» BRIEF
Copy each line of the following data that contains "heading".

» Dataset excerpts
--*--

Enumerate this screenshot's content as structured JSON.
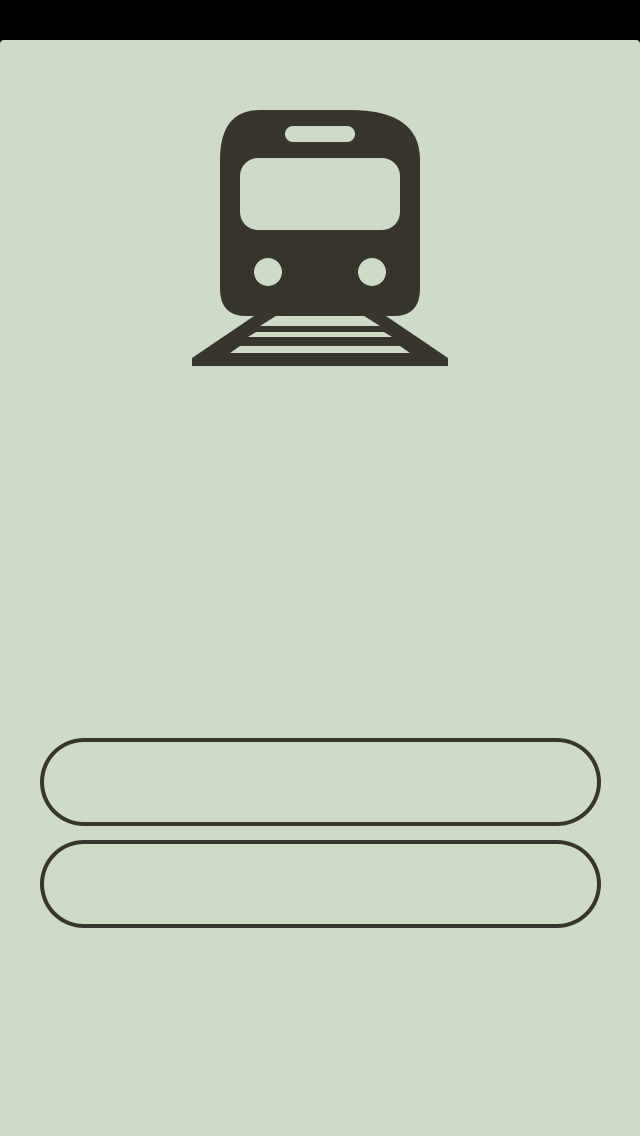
{
  "colors": {
    "status_bar": "#000000",
    "background": "#cddbc7",
    "ink": "#38352d"
  },
  "logo": {
    "icon": "train-icon"
  },
  "buttons": [
    {
      "label": ""
    },
    {
      "label": ""
    }
  ]
}
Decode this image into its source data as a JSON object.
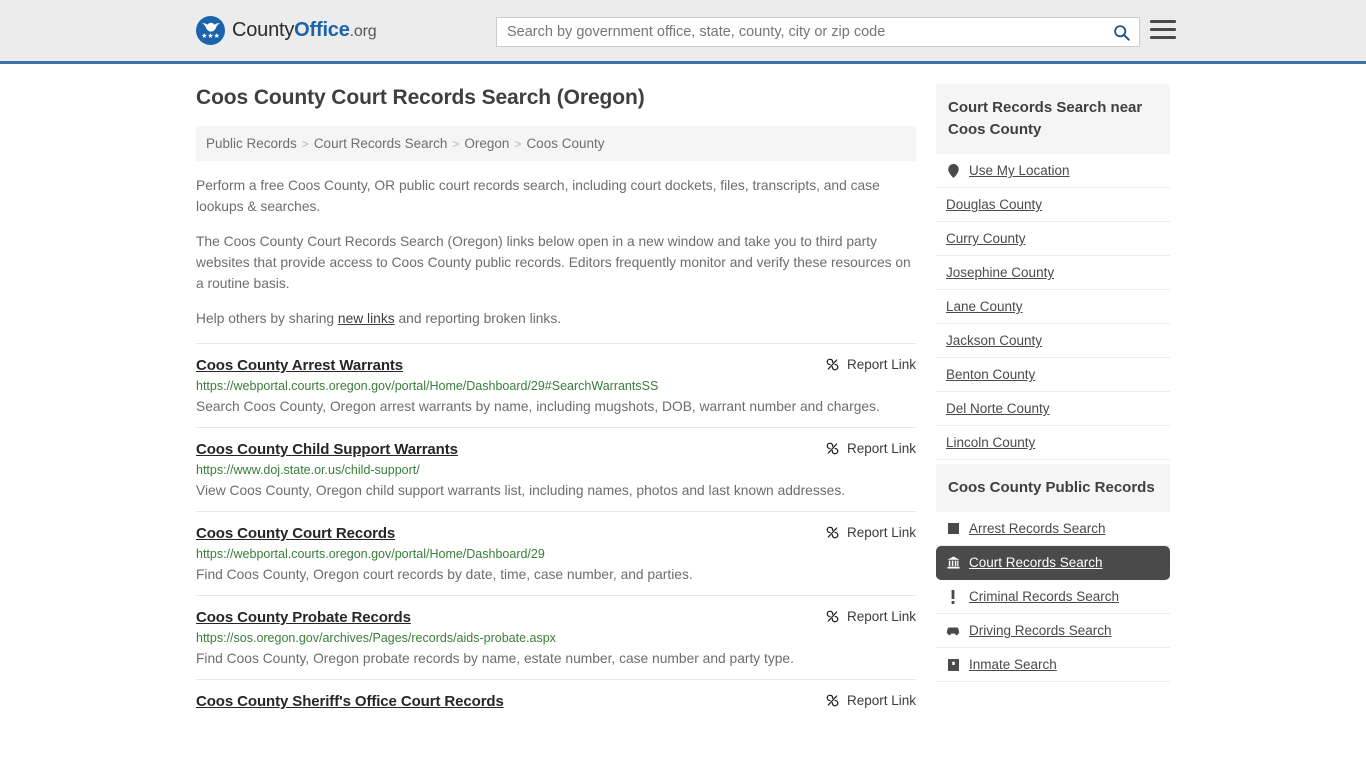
{
  "header": {
    "logo": {
      "part1": "County",
      "part2": "Office",
      "part3": ".org",
      "icon": "eagle-seal-icon",
      "stars": "★★★"
    },
    "search": {
      "placeholder": "Search by government office, state, county, city or zip code",
      "value": "",
      "button_icon": "search-icon"
    },
    "menu_icon": "hamburger-menu-icon",
    "accent_color": "#3b72a4"
  },
  "main": {
    "page_title": "Coos County Court Records Search (Oregon)",
    "breadcrumb": [
      {
        "label": "Public Records"
      },
      {
        "label": "Court Records Search"
      },
      {
        "label": "Oregon"
      },
      {
        "label": "Coos County"
      }
    ],
    "breadcrumb_separator": ">",
    "intro": {
      "p1": "Perform a free Coos County, OR public court records search, including court dockets, files, transcripts, and case lookups & searches.",
      "p2": "The Coos County Court Records Search (Oregon) links below open in a new window and take you to third party websites that provide access to Coos County public records. Editors frequently monitor and verify these resources on a routine basis.",
      "p3_before": "Help others by sharing ",
      "p3_link": "new links",
      "p3_after": " and reporting broken links."
    },
    "report_link_label": "Report Link",
    "report_link_icon": "broken-link-icon",
    "results": [
      {
        "title": "Coos County Arrest Warrants",
        "url": "https://webportal.courts.oregon.gov/portal/Home/Dashboard/29#SearchWarrantsSS",
        "description": "Search Coos County, Oregon arrest warrants by name, including mugshots, DOB, warrant number and charges."
      },
      {
        "title": "Coos County Child Support Warrants",
        "url": "https://www.doj.state.or.us/child-support/",
        "description": "View Coos County, Oregon child support warrants list, including names, photos and last known addresses."
      },
      {
        "title": "Coos County Court Records",
        "url": "https://webportal.courts.oregon.gov/portal/Home/Dashboard/29",
        "description": "Find Coos County, Oregon court records by date, time, case number, and parties."
      },
      {
        "title": "Coos County Probate Records",
        "url": "https://sos.oregon.gov/archives/Pages/records/aids-probate.aspx",
        "description": "Find Coos County, Oregon probate records by name, estate number, case number and party type."
      },
      {
        "title": "Coos County Sheriff's Office Court Records",
        "url": "",
        "description": ""
      }
    ]
  },
  "sidebar": {
    "nearby": {
      "heading": "Court Records Search near Coos County",
      "items": [
        {
          "label": "Use My Location",
          "icon": "map-pin-icon"
        },
        {
          "label": "Douglas County",
          "icon": ""
        },
        {
          "label": "Curry County",
          "icon": ""
        },
        {
          "label": "Josephine County",
          "icon": ""
        },
        {
          "label": "Lane County",
          "icon": ""
        },
        {
          "label": "Jackson County",
          "icon": ""
        },
        {
          "label": "Benton County",
          "icon": ""
        },
        {
          "label": "Del Norte County",
          "icon": ""
        },
        {
          "label": "Lincoln County",
          "icon": ""
        }
      ]
    },
    "public_records": {
      "heading": "Coos County Public Records",
      "items": [
        {
          "label": "Arrest Records Search",
          "icon": "square-icon",
          "active": false
        },
        {
          "label": "Court Records Search",
          "icon": "courthouse-icon",
          "active": true
        },
        {
          "label": "Criminal Records Search",
          "icon": "exclamation-icon",
          "active": false
        },
        {
          "label": "Driving Records Search",
          "icon": "car-icon",
          "active": false
        },
        {
          "label": "Inmate Search",
          "icon": "jail-icon",
          "active": false
        }
      ],
      "active_bg": "#4a4a4a"
    }
  }
}
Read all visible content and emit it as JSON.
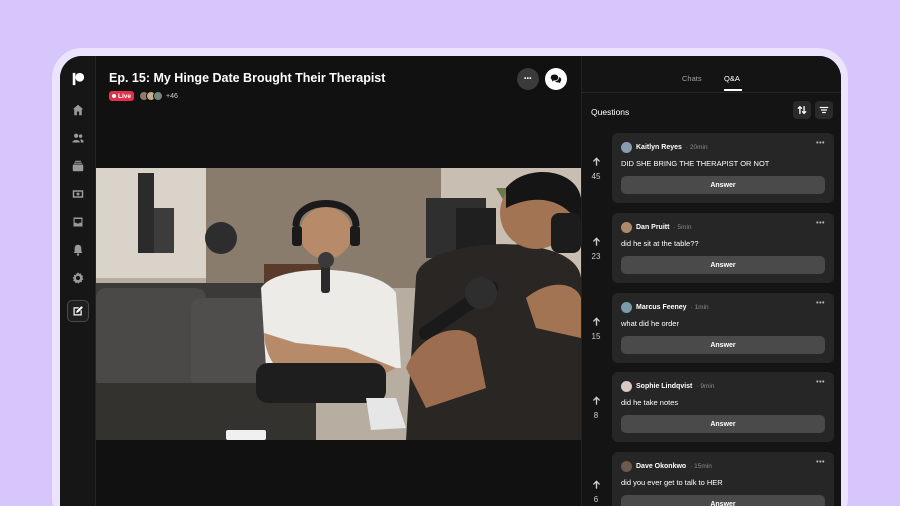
{
  "episode": {
    "title": "Ep. 15: My Hinge Date Brought Their Therapist",
    "live_label": "Live",
    "listener_extra": "+46"
  },
  "header_buttons": {
    "more_label": "•••"
  },
  "panel": {
    "tabs": [
      {
        "label": "Chats"
      },
      {
        "label": "Q&A"
      }
    ],
    "heading": "Questions",
    "answer_label": "Answer",
    "more_label": "•••",
    "questions": [
      {
        "votes": "45",
        "name": "Kaitlyn Reyes",
        "time": "· 20min",
        "text": "DID SHE BRING THE THERAPIST OR NOT",
        "avatar_color": "#8a9bb0"
      },
      {
        "votes": "23",
        "name": "Dan Pruitt",
        "time": "· 5min",
        "text": "did he sit at the table??",
        "avatar_color": "#b0896a"
      },
      {
        "votes": "15",
        "name": "Marcus Feeney",
        "time": "· 1min",
        "text": "what did he order",
        "avatar_color": "#7c9aa8"
      },
      {
        "votes": "8",
        "name": "Sophie Lindqvist",
        "time": "· 9min",
        "text": "did he take notes",
        "avatar_color": "#d8c9c2"
      },
      {
        "votes": "6",
        "name": "Dave Okonkwo",
        "time": "· 15min",
        "text": "did you ever get to talk to HER",
        "avatar_color": "#6b5a4d"
      }
    ]
  },
  "colors": {
    "accent_live": "#e0324b",
    "background": "#d6c6fb",
    "screen": "#0f0f0f"
  }
}
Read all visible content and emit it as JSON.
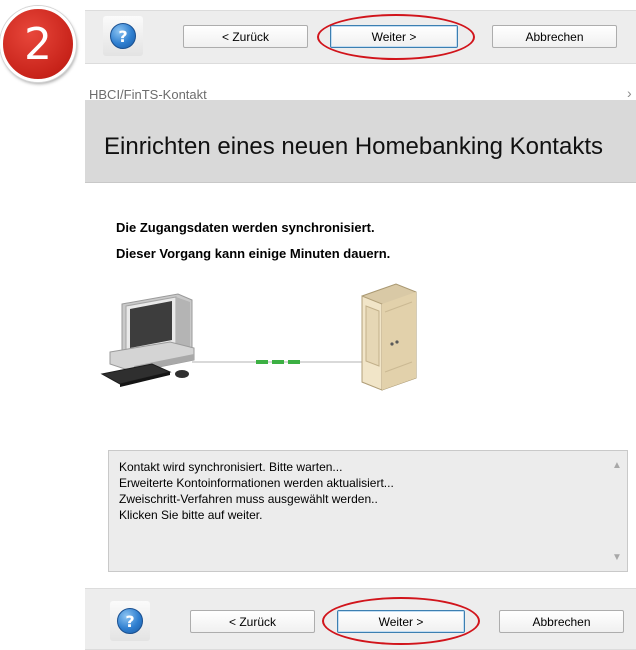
{
  "step_badge": {
    "number": "2"
  },
  "top_bar": {
    "help_icon": "help-icon",
    "back_label": "< Zurück",
    "next_label": "Weiter >",
    "cancel_label": "Abbrechen"
  },
  "dialog": {
    "window_title": "HBCI/FinTS-Kontakt",
    "header_title": "Einrichten eines neuen Homebanking Kontakts",
    "info_line_1": "Die Zugangsdaten werden synchronisiert.",
    "info_line_2": "Dieser Vorgang kann einige Minuten dauern.",
    "illustration": {
      "left": "computer-icon",
      "right": "server-icon",
      "connection": "progress-dashes"
    },
    "log_lines": [
      "Kontakt wird synchronisiert. Bitte warten...",
      "Erweiterte Kontoinformationen werden aktualisiert...",
      "Zweischritt-Verfahren muss ausgewählt werden..",
      "Klicken Sie bitte auf weiter."
    ]
  },
  "bottom_bar": {
    "help_icon": "help-icon",
    "back_label": "< Zurück",
    "next_label": "Weiter >",
    "cancel_label": "Abbrechen"
  },
  "colors": {
    "highlight_oval": "#d1141b",
    "badge": "#c8231a",
    "header_band": "#d9d9d9",
    "progress_dashes": "#3cb043"
  }
}
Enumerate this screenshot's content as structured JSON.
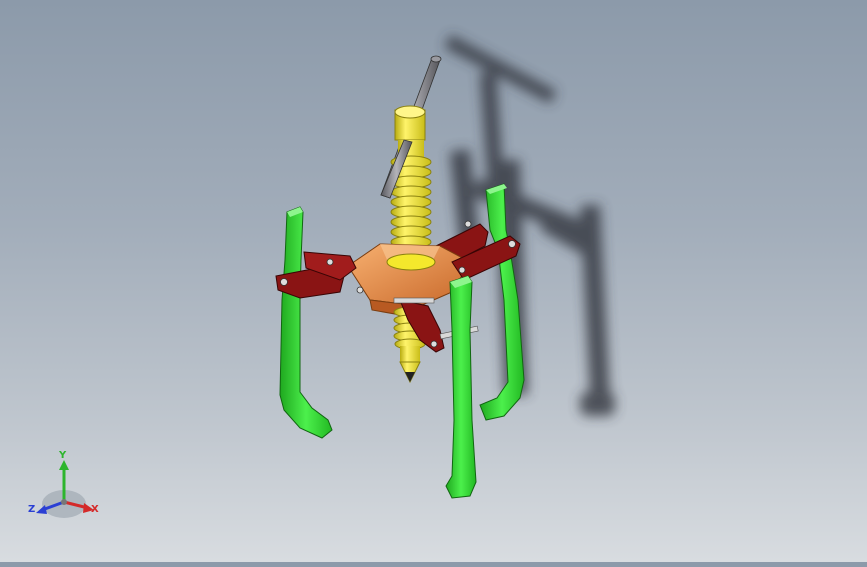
{
  "triad": {
    "x_label": "X",
    "y_label": "Y",
    "z_label": "Z",
    "x_color": "#d42a2a",
    "y_color": "#2db52d",
    "z_color": "#2a3fd4"
  },
  "model": {
    "arm_color": "#2ee02e",
    "link_color": "#8a1414",
    "screw_color": "#f4e82c",
    "body_color": "#e8944a",
    "handle_color": "#7a7a80",
    "shadow_color": "#3a3f46"
  }
}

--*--

» YOUR RESPONSE
      "heading": "Court Records Search near Coos County",
      "heading": "Coos County Public Records",
    "heading": "Questions",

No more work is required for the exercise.